With growing security fears, as well as the growing volume of passengers using the rail network, reducing or eliminating non value added time is a key target for the British Transport Police (BTP). The mobile data project is focused on making the production of legislatively necessary paperwork as efficient possible. In 2006 the Stop and Search Community Panel endorsed BTP’s Mobile Data project based around Personal Digital Assistants (PDAs) using GPRS to connect into a number of key force systems. They were particularly impressed with the ability to print out the stop forms that allows BTP to comply with current legislation and Codes of Practice around the accountability of stop and search. As part of this the British Transport Police needed a fast, efficient, yet secure hand-held mobile printing solution to work alongside the PDAs for issuing instant ‘stop-and-search’ records.
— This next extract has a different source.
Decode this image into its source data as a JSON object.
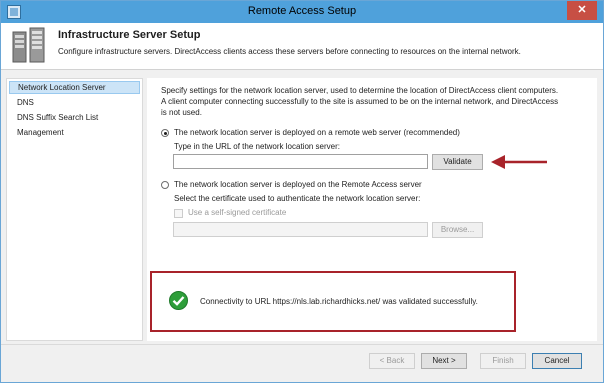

A Brother MPrint can fit in the palm of a hand, but still provides instant printing and sharing of printed information wherever the user may be. Ultra compact and streamlined, it fits easily into the customised pocket on the BTP Police jacket or on a belt and, with integrated Bluetooth technology, it prints directly from a mobile device.
MPrint is compatible with various software and hardware, including Blackberrys, PDAs, Tablets, MDT’s and other mobile hardware on the market, and it offers many sophisticated functions including built-up fonts and barcode generation. The smallest version, used by the British Transport Police, the MW-140BT, produces A7 size prints. It has a unique cut-sheet paper cassette system that takes seconds to install, preventing paper curl and, as no cutters or tear bars are involved, it guarantees that the sheets are the same size time after time.
Brother upgraded the firmware of the printer to allow the use of an 8 digit
alpha-numeric pin between the printer and PDA used by the BTP officers and also added the feature undiscoverable mode to meet the security needs of the British Transport Police.
Having all the equipment needed to process and print data on the spot means that BTP officers are free from unnecessary paperwork, reducing the need to access computers back at the office, and allowing officers to spend more time policing. Andrew Watson, Chief Information Officer for British Transport Police says: “The use of the mobile data solution has enabled officers to spend an additional 51 minutes out on the beat – roughly 10% of a shift.”
Now, British Transport Police have another weapon against crime. Brother MPrint affords BTP a unique facility to print stop forms. “The officer simply completes the data at the scene, prints the form, hands it to the stopped person and that encounter is then closed,” explains Andrew. “Even with intelligence reporting, the data can be recycled via drop and insert, there is no need to re-key data and it is very user friendly.” MPrint even matches the uniform: “At BTP we redesigned officer uniforms creating a vest overlay with pockets, specifically designed to house the PDA and the Brother MPrint which is only 17mm thick. With the equipment being low profile, carrying it on the body has not been an issue. This was also another reason for selecting a cartridge printer as opposed to a roll printer. Every stop necessitates the use of one sheet of paper and the printer cartridges hold 50 sheets, therefore officers carry an additional pack with them. Since the introduction of printing stop forms, we have seen a 93% increase in the number of stops and it has not created any additional paperwork.”